**REQUIRED ACTION:** Repeat every record below exactly, omitting any pictures.

======== MATERIAL SHOWN ========

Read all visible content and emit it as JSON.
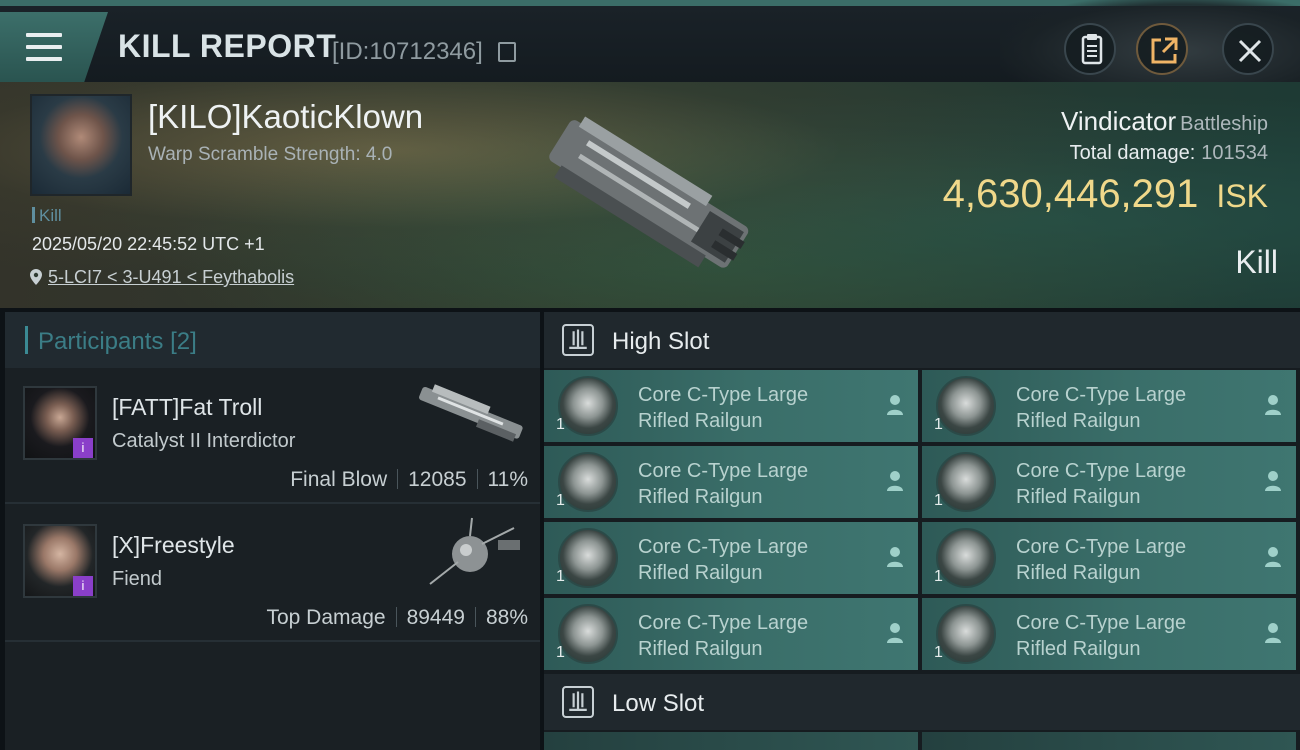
{
  "header": {
    "title": "KILL REPORT",
    "report_id": "[ID:10712346]"
  },
  "victim": {
    "name": "[KILO]KaoticKlown",
    "scramble": "Warp Scramble Strength: 4.0",
    "tag": "Kill",
    "datetime": "2025/05/20 22:45:52 UTC +1",
    "location": "5-LCI7 < 3-U491 < Feythabolis",
    "ship_name": "Vindicator",
    "ship_class": "Battleship",
    "total_damage_label": "Total damage:",
    "total_damage": "101534",
    "isk_value": "4,630,446,291",
    "isk_unit": "ISK",
    "result": "Kill"
  },
  "participants": {
    "label": "Participants",
    "count": "[2]",
    "rows": [
      {
        "name": "[FATT]Fat Troll",
        "ship": "Catalyst II Interdictor",
        "role": "Final Blow",
        "damage": "12085",
        "percent": "11%"
      },
      {
        "name": "[X]Freestyle",
        "ship": "Fiend",
        "role": "Top Damage",
        "damage": "89449",
        "percent": "88%"
      }
    ]
  },
  "slots": {
    "high_label": "High Slot",
    "low_label": "Low Slot",
    "high_modules": [
      {
        "line1": "Core C-Type Large",
        "line2": "Rifled Railgun",
        "qty": "1"
      },
      {
        "line1": "Core C-Type Large",
        "line2": "Rifled Railgun",
        "qty": "1"
      },
      {
        "line1": "Core C-Type Large",
        "line2": "Rifled Railgun",
        "qty": "1"
      },
      {
        "line1": "Core C-Type Large",
        "line2": "Rifled Railgun",
        "qty": "1"
      },
      {
        "line1": "Core C-Type Large",
        "line2": "Rifled Railgun",
        "qty": "1"
      },
      {
        "line1": "Core C-Type Large",
        "line2": "Rifled Railgun",
        "qty": "1"
      },
      {
        "line1": "Core C-Type Large",
        "line2": "Rifled Railgun",
        "qty": "1"
      },
      {
        "line1": "Core C-Type Large",
        "line2": "Rifled Railgun",
        "qty": "1"
      }
    ]
  },
  "colors": {
    "accent": "#3b6d68",
    "isk_gold": "#f0d88a",
    "module_bg": "#3a6e69",
    "badge_purple": "#8a3fc9"
  }
}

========

**WRITTEN ANSWER:**
Read all visible content and emit it as JSON.
{
  "header": {
    "title": "KILL REPORT",
    "report_id": "[ID:10712346]"
  },
  "victim": {
    "name": "[KILO]KaoticKlown",
    "scramble": "Warp Scramble Strength: 4.0",
    "tag": "Kill",
    "datetime": "2025/05/20 22:45:52 UTC +1",
    "location": "5-LCI7 < 3-U491 < Feythabolis",
    "ship_name": "Vindicator",
    "ship_class": "Battleship",
    "total_damage_label": "Total damage:",
    "total_damage": "101534",
    "isk_value": "4,630,446,291",
    "isk_unit": "ISK",
    "result": "Kill"
  },
  "participants": {
    "label": "Participants",
    "count": "[2]",
    "rows": [
      {
        "name": "[FATT]Fat Troll",
        "ship": "Catalyst II Interdictor",
        "role": "Final Blow",
        "damage": "12085",
        "percent": "11%"
      },
      {
        "name": "[X]Freestyle",
        "ship": "Fiend",
        "role": "Top Damage",
        "damage": "89449",
        "percent": "88%"
      }
    ]
  },
  "slots": {
    "high_label": "High Slot",
    "low_label": "Low Slot",
    "high_modules": [
      {
        "line1": "Core C-Type Large",
        "line2": "Rifled Railgun",
        "qty": "1"
      },
      {
        "line1": "Core C-Type Large",
        "line2": "Rifled Railgun",
        "qty": "1"
      },
      {
        "line1": "Core C-Type Large",
        "line2": "Rifled Railgun",
        "qty": "1"
      },
      {
        "line1": "Core C-Type Large",
        "line2": "Rifled Railgun",
        "qty": "1"
      },
      {
        "line1": "Core C-Type Large",
        "line2": "Rifled Railgun",
        "qty": "1"
      },
      {
        "line1": "Core C-Type Large",
        "line2": "Rifled Railgun",
        "qty": "1"
      },
      {
        "line1": "Core C-Type Large",
        "line2": "Rifled Railgun",
        "qty": "1"
      },
      {
        "line1": "Core C-Type Large",
        "line2": "Rifled Railgun",
        "qty": "1"
      }
    ]
  },
  "colors": {
    "accent": "#3b6d68",
    "isk_gold": "#f0d88a",
    "module_bg": "#3a6e69",
    "badge_purple": "#8a3fc9"
  }
}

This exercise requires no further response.